There are no firm rules for how long men should wait after treatment, but health care providers usually recommend waiting 2 to 5 years. Sperm may be damaged by chemotherapy or radiation therapy. Those sperm should be replaced in 2 years.

How does radiation affect fertility?

Radiation therapy to the reproductive organs as well as radiation near the abdomen, pelvis, or spine may lower sperm counts and testosterone levels, causing infertility. Radiation may also destroy sperm cells and the stem cells that make sperm.

What is the most common cancer in pregnancy?

Breast cancer is the most common cancer found during pregnancy. It affects about 1 in 3,000 women who are pregnant. Other cancers that tend to occur during pregnancy are also generally more common in younger people who are not pregnant, including: Cervical cancer.

Can you get pregnant while going through chemotherapy?

If you are fertile or think you might be fertile, it’s very important to avoid getting pregnant during chemo. Many chemo drugs can hurt a developing fetus, causing birth defects or other harm. Some can contribute to having a miscarriage.

What happens if you have cervical cancer while pregnant?

Most women diagnosed with cervical cancer during pregnancy have early stage disease.

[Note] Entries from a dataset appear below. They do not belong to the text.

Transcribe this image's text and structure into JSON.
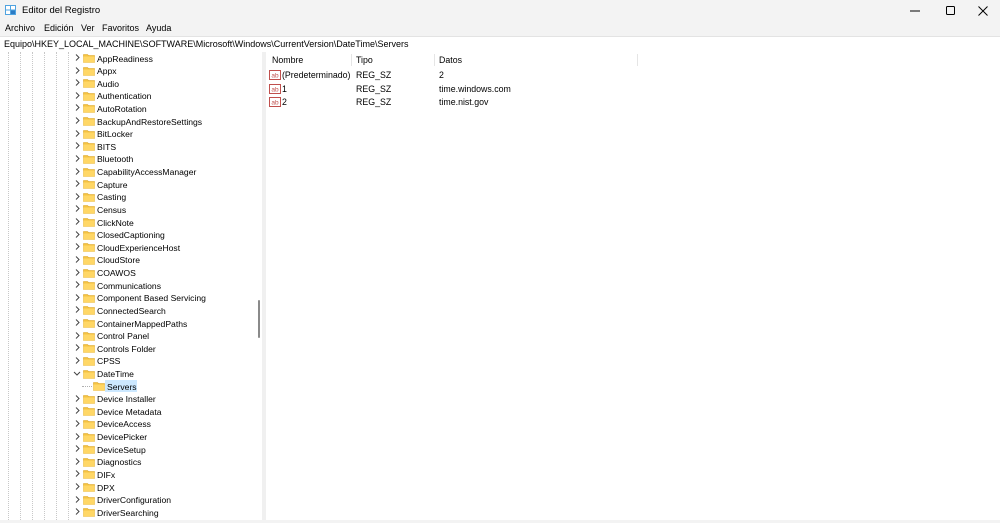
{
  "window": {
    "title": "Editor del Registro",
    "icons": [
      "registry-editor-icon",
      "minimize-icon",
      "maximize-icon",
      "close-icon"
    ]
  },
  "menu": [
    "Archivo",
    "Edición",
    "Ver",
    "Favoritos",
    "Ayuda"
  ],
  "address": "Equipo\\HKEY_LOCAL_MACHINE\\SOFTWARE\\Microsoft\\Windows\\CurrentVersion\\DateTime\\Servers",
  "tree": {
    "items": [
      {
        "label": "AppReadiness"
      },
      {
        "label": "Appx"
      },
      {
        "label": "Audio"
      },
      {
        "label": "Authentication"
      },
      {
        "label": "AutoRotation"
      },
      {
        "label": "BackupAndRestoreSettings"
      },
      {
        "label": "BitLocker"
      },
      {
        "label": "BITS"
      },
      {
        "label": "Bluetooth"
      },
      {
        "label": "CapabilityAccessManager"
      },
      {
        "label": "Capture"
      },
      {
        "label": "Casting"
      },
      {
        "label": "Census"
      },
      {
        "label": "ClickNote"
      },
      {
        "label": "ClosedCaptioning"
      },
      {
        "label": "CloudExperienceHost"
      },
      {
        "label": "CloudStore"
      },
      {
        "label": "COAWOS"
      },
      {
        "label": "Communications"
      },
      {
        "label": "Component Based Servicing"
      },
      {
        "label": "ConnectedSearch"
      },
      {
        "label": "ContainerMappedPaths"
      },
      {
        "label": "Control Panel"
      },
      {
        "label": "Controls Folder"
      },
      {
        "label": "CPSS"
      },
      {
        "label": "DateTime"
      },
      {
        "label": "Servers"
      },
      {
        "label": "Device Installer"
      },
      {
        "label": "Device Metadata"
      },
      {
        "label": "DeviceAccess"
      },
      {
        "label": "DevicePicker"
      },
      {
        "label": "DeviceSetup"
      },
      {
        "label": "Diagnostics"
      },
      {
        "label": "DIFx"
      },
      {
        "label": "DPX"
      },
      {
        "label": "DriverConfiguration"
      },
      {
        "label": "DriverSearching"
      }
    ],
    "selected": "Servers",
    "expanded": "DateTime"
  },
  "list": {
    "columns": [
      "Nombre",
      "Tipo",
      "Datos"
    ],
    "rows": [
      {
        "name": "(Predeterminado)",
        "type": "REG_SZ",
        "data": "2"
      },
      {
        "name": "1",
        "type": "REG_SZ",
        "data": "time.windows.com"
      },
      {
        "name": "2",
        "type": "REG_SZ",
        "data": "time.nist.gov"
      }
    ]
  },
  "colors": {
    "selection": "#cce8ff",
    "folder": "#f5c342",
    "window_bg": "#f3f3f3"
  }
}
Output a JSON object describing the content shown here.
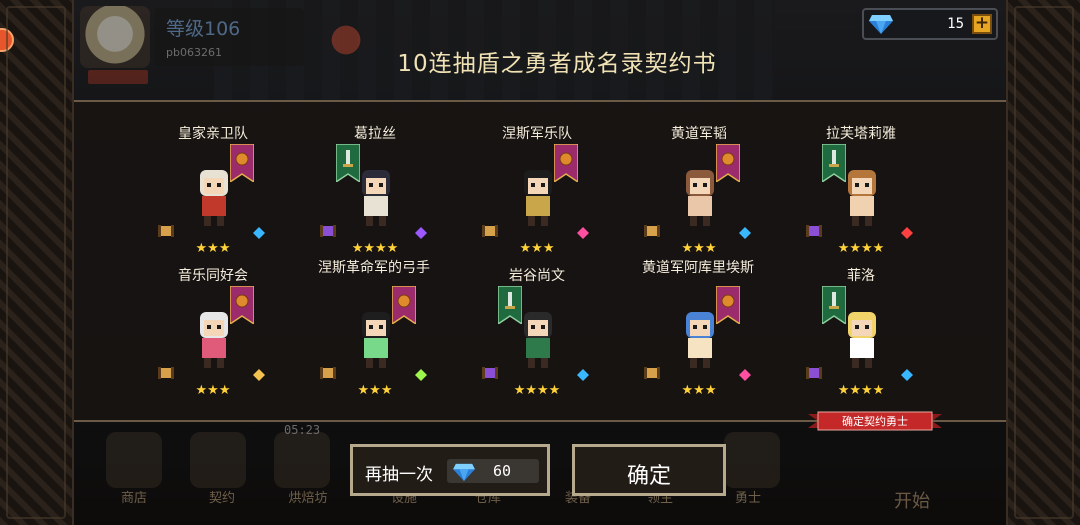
{
  "profile": {
    "level": "等级106",
    "user_id": "pb063261"
  },
  "currency": {
    "icon": "diamond-icon",
    "amount": "15",
    "plus": "+"
  },
  "title": "10连抽盾之勇者成名录契约书",
  "heroes": [
    {
      "name": "皇家亲卫队",
      "stars": "★★★",
      "rarity": 3,
      "banner": "gold-shield-banner"
    },
    {
      "name": "葛拉丝",
      "stars": "★★★★",
      "rarity": 4,
      "banner": "green-sword-banner"
    },
    {
      "name": "涅斯军乐队",
      "stars": "★★★",
      "rarity": 3,
      "banner": "gold-shield-banner"
    },
    {
      "name": "黄道军韬",
      "stars": "★★★",
      "rarity": 3,
      "banner": "gold-shield-banner"
    },
    {
      "name": "拉芙塔莉雅",
      "stars": "★★★★",
      "rarity": 4,
      "banner": "green-sword-banner"
    },
    {
      "name": "音乐同好会",
      "stars": "★★★",
      "rarity": 3,
      "banner": "gold-shield-banner"
    },
    {
      "name": "涅斯革命军的弓手",
      "stars": "★★★",
      "rarity": 3,
      "banner": "gold-shield-banner"
    },
    {
      "name": "岩谷尚文",
      "stars": "★★★★",
      "rarity": 4,
      "banner": "green-sword-banner"
    },
    {
      "name": "黄道军阿库里埃斯",
      "stars": "★★★",
      "rarity": 3,
      "banner": "gold-shield-banner"
    },
    {
      "name": "菲洛",
      "stars": "★★★★",
      "rarity": 4,
      "banner": "green-sword-banner"
    }
  ],
  "confirm_ribbon": "确定契约勇士",
  "buttons": {
    "redraw": "再抽一次",
    "redraw_cost": "60",
    "confirm": "确定"
  },
  "bottom_nav": {
    "items": [
      "商店",
      "契约",
      "烘焙坊",
      "设施",
      "仓库",
      "装备",
      "领主",
      "勇士"
    ],
    "start": "开始",
    "timer": "05:23"
  },
  "colors": {
    "star": "#ffd23a",
    "banner_gold": "#9c2b6b",
    "banner_green": "#1f6b3f",
    "gem": "#3ab8ff"
  }
}
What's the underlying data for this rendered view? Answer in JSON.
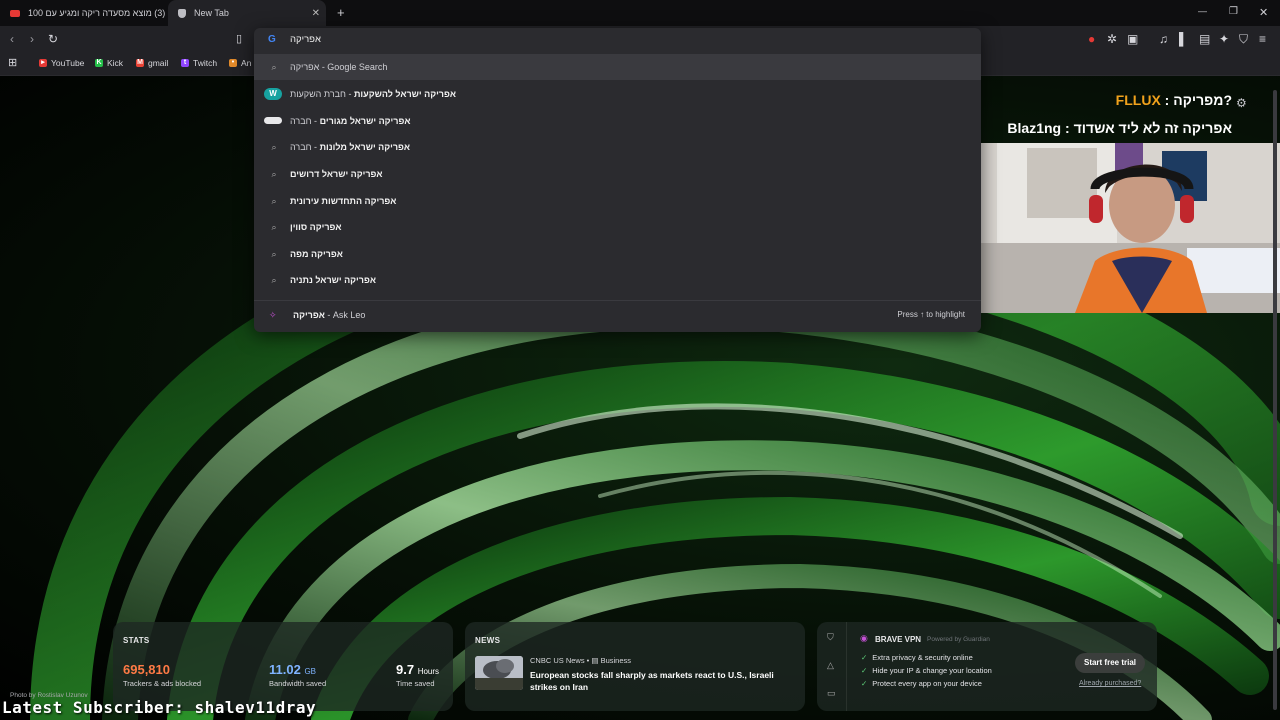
{
  "tabs": [
    {
      "title": "(3) מוצא מסעדה ריקה ומגיע עם 100",
      "active": false,
      "favicon": "youtube-icon"
    },
    {
      "title": "New Tab",
      "active": true,
      "favicon": "brave-shield-icon"
    }
  ],
  "new_tab_symbol": "+",
  "window_controls": {
    "minimize": "—",
    "restore": "❐",
    "close": "✕"
  },
  "omnibox": {
    "engine_icon": "G",
    "value": "אפריקה",
    "suggestions": [
      {
        "bold": "",
        "plain": "אפריקה - Google Search",
        "icon": "search-icon"
      },
      {
        "bold": "אפריקה ישראל להשקעות",
        "plain": " - חברת השקעות",
        "icon": "w-favicon"
      },
      {
        "bold": "אפריקה ישראל מגורים",
        "plain": " - חברה",
        "icon": "pill-favicon"
      },
      {
        "bold": "אפריקה ישראל מלונות",
        "plain": " - חברה",
        "icon": "search-icon"
      },
      {
        "bold": "אפריקה ישראל דרושים",
        "plain": "",
        "icon": "search-icon"
      },
      {
        "bold": "אפריקה התחדשות עירונית",
        "plain": "",
        "icon": "search-icon"
      },
      {
        "bold": "אפריקה סווין",
        "plain": "",
        "icon": "search-icon"
      },
      {
        "bold": "אפריקה מפה",
        "plain": "",
        "icon": "search-icon"
      },
      {
        "bold": "אפריקה ישראל נתניה",
        "plain": "",
        "icon": "search-icon"
      }
    ],
    "ask_leo": {
      "query": "אפריקה",
      "label": " - Ask Leo",
      "hint": "Press ↑ to highlight"
    }
  },
  "bookmarks": [
    {
      "label": "YouTube",
      "color": "#e53935",
      "icon": "youtube-icon"
    },
    {
      "label": "Kick",
      "color": "#25c04a",
      "icon": "kick-icon"
    },
    {
      "label": "gmail",
      "color": "#ea4335",
      "icon": "gmail-icon"
    },
    {
      "label": "Twitch",
      "color": "#9146ff",
      "icon": "twitch-icon"
    },
    {
      "label": "An",
      "color": "#e0892a",
      "icon": "bookmark-icon"
    }
  ],
  "chat_overlay": {
    "lines": [
      {
        "user": "FLLUX",
        "sep": " : ",
        "text": "מפריקה?"
      },
      {
        "user": "Blaz1ng",
        "sep": " : ",
        "text": "אפריקה זה לא ליד אשדוד"
      }
    ]
  },
  "stats": {
    "title": "STATS",
    "trackers": {
      "value": "695,810",
      "label": "Trackers & ads blocked",
      "color": "#ff7a45"
    },
    "bandwidth": {
      "value": "11.02",
      "unit": "GB",
      "label": "Bandwidth saved",
      "color": "#7fb3ff"
    },
    "time": {
      "value": "9.7",
      "unit": "Hours",
      "label": "Time saved",
      "color": "#ffffff"
    }
  },
  "news": {
    "title": "NEWS",
    "source": "CNBC US News",
    "category": "Business",
    "headline": "European stocks fall sharply as markets react to U.S., Israeli strikes on Iran"
  },
  "vpn": {
    "title": "BRAVE VPN",
    "powered": "Powered by  Guardian",
    "features": [
      "Extra privacy & security online",
      "Hide your IP & change your location",
      "Protect every app on your device"
    ],
    "cta": "Start free trial",
    "link": "Already purchased?"
  },
  "photo_credit": "Photo by Rostislav Uzunov",
  "subscriber_banner": "Latest Subscriber: shalev11dray"
}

Research so far suggests that cervical cancers diagnosed during pregnancy grow no more quickly and are no more likely to spread than cervical cancers in women who are not pregnant.